#### Task directions
The data below must be copied in full and without any change.

#### Source material
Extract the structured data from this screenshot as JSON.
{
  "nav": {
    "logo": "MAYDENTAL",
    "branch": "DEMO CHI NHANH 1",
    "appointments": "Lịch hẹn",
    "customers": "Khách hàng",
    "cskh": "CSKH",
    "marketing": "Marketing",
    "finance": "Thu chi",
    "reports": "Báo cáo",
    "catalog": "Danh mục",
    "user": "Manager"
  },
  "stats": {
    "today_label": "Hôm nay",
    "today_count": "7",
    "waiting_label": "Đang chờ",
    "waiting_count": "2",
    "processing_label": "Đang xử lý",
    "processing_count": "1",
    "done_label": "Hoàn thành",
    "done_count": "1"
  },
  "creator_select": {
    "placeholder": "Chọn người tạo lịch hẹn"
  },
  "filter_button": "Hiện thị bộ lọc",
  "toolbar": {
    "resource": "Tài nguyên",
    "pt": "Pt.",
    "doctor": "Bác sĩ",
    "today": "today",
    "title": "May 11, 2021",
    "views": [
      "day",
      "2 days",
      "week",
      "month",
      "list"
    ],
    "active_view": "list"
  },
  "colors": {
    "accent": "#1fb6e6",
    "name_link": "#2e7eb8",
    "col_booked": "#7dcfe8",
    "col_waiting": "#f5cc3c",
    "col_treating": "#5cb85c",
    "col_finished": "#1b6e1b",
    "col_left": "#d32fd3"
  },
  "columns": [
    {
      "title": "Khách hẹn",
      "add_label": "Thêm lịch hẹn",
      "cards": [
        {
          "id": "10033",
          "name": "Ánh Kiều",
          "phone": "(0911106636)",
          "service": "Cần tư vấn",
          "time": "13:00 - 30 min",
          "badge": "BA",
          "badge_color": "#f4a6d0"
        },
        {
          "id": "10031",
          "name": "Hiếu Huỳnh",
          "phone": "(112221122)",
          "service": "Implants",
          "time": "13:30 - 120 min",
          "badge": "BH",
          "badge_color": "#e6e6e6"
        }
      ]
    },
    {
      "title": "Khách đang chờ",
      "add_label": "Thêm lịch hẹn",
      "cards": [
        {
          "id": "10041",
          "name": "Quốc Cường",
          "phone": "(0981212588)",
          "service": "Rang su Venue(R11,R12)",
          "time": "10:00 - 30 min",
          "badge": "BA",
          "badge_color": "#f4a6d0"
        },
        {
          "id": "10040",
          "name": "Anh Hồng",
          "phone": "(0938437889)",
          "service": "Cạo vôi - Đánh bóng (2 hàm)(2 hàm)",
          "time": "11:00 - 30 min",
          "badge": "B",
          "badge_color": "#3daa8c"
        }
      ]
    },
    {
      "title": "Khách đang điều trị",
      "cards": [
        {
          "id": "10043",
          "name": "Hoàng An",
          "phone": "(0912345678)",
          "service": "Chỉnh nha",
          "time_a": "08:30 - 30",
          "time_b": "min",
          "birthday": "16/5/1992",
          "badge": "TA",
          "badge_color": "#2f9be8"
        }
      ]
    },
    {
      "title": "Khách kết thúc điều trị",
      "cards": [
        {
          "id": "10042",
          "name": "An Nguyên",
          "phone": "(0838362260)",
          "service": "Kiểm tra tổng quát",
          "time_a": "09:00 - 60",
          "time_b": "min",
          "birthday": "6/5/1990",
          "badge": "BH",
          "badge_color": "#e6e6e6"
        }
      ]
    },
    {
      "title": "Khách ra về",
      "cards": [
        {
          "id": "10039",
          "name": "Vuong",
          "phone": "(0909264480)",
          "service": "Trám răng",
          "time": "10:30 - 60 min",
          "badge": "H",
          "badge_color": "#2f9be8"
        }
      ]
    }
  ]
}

#### Output of the task
Extract the structured data from this screenshot as JSON.
{
  "nav": {
    "logo": "MAYDENTAL",
    "branch": "DEMO CHI NHANH 1",
    "appointments": "Lịch hẹn",
    "customers": "Khách hàng",
    "cskh": "CSKH",
    "marketing": "Marketing",
    "finance": "Thu chi",
    "reports": "Báo cáo",
    "catalog": "Danh mục",
    "user": "Manager"
  },
  "stats": {
    "today_label": "Hôm nay",
    "today_count": "7",
    "waiting_label": "Đang chờ",
    "waiting_count": "2",
    "processing_label": "Đang xử lý",
    "processing_count": "1",
    "done_label": "Hoàn thành",
    "done_count": "1"
  },
  "creator_select": {
    "placeholder": "Chọn người tạo lịch hẹn"
  },
  "filter_button": "Hiện thị bộ lọc",
  "toolbar": {
    "resource": "Tài nguyên",
    "pt": "Pt.",
    "doctor": "Bác sĩ",
    "today": "today",
    "title": "May 11, 2021",
    "views": [
      "day",
      "2 days",
      "week",
      "month",
      "list"
    ],
    "active_view": "list"
  },
  "colors": {
    "accent": "#1fb6e6",
    "name_link": "#2e7eb8",
    "col_booked": "#7dcfe8",
    "col_waiting": "#f5cc3c",
    "col_treating": "#5cb85c",
    "col_finished": "#1b6e1b",
    "col_left": "#d32fd3"
  },
  "columns": [
    {
      "title": "Khách hẹn",
      "add_label": "Thêm lịch hẹn",
      "cards": [
        {
          "id": "10033",
          "name": "Ánh Kiều",
          "phone": "(0911106636)",
          "service": "Cần tư vấn",
          "time": "13:00 - 30 min",
          "badge": "BA",
          "badge_color": "#f4a6d0"
        },
        {
          "id": "10031",
          "name": "Hiếu Huỳnh",
          "phone": "(112221122)",
          "service": "Implants",
          "time": "13:30 - 120 min",
          "badge": "BH",
          "badge_color": "#e6e6e6"
        }
      ]
    },
    {
      "title": "Khách đang chờ",
      "add_label": "Thêm lịch hẹn",
      "cards": [
        {
          "id": "10041",
          "name": "Quốc Cường",
          "phone": "(0981212588)",
          "service": "Rang su Venue(R11,R12)",
          "time": "10:00 - 30 min",
          "badge": "BA",
          "badge_color": "#f4a6d0"
        },
        {
          "id": "10040",
          "name": "Anh Hồng",
          "phone": "(0938437889)",
          "service": "Cạo vôi - Đánh bóng (2 hàm)(2 hàm)",
          "time": "11:00 - 30 min",
          "badge": "B",
          "badge_color": "#3daa8c"
        }
      ]
    },
    {
      "title": "Khách đang điều trị",
      "cards": [
        {
          "id": "10043",
          "name": "Hoàng An",
          "phone": "(0912345678)",
          "service": "Chỉnh nha",
          "time_a": "08:30 - 30",
          "time_b": "min",
          "birthday": "16/5/1992",
          "badge": "TA",
          "badge_color": "#2f9be8"
        }
      ]
    },
    {
      "title": "Khách kết thúc điều trị",
      "cards": [
        {
          "id": "10042",
          "name": "An Nguyên",
          "phone": "(0838362260)",
          "service": "Kiểm tra tổng quát",
          "time_a": "09:00 - 60",
          "time_b": "min",
          "birthday": "6/5/1990",
          "badge": "BH",
          "badge_color": "#e6e6e6"
        }
      ]
    },
    {
      "title": "Khách ra về",
      "cards": [
        {
          "id": "10039",
          "name": "Vuong",
          "phone": "(0909264480)",
          "service": "Trám răng",
          "time": "10:30 - 60 min",
          "badge": "H",
          "badge_color": "#2f9be8"
        }
      ]
    }
  ]
}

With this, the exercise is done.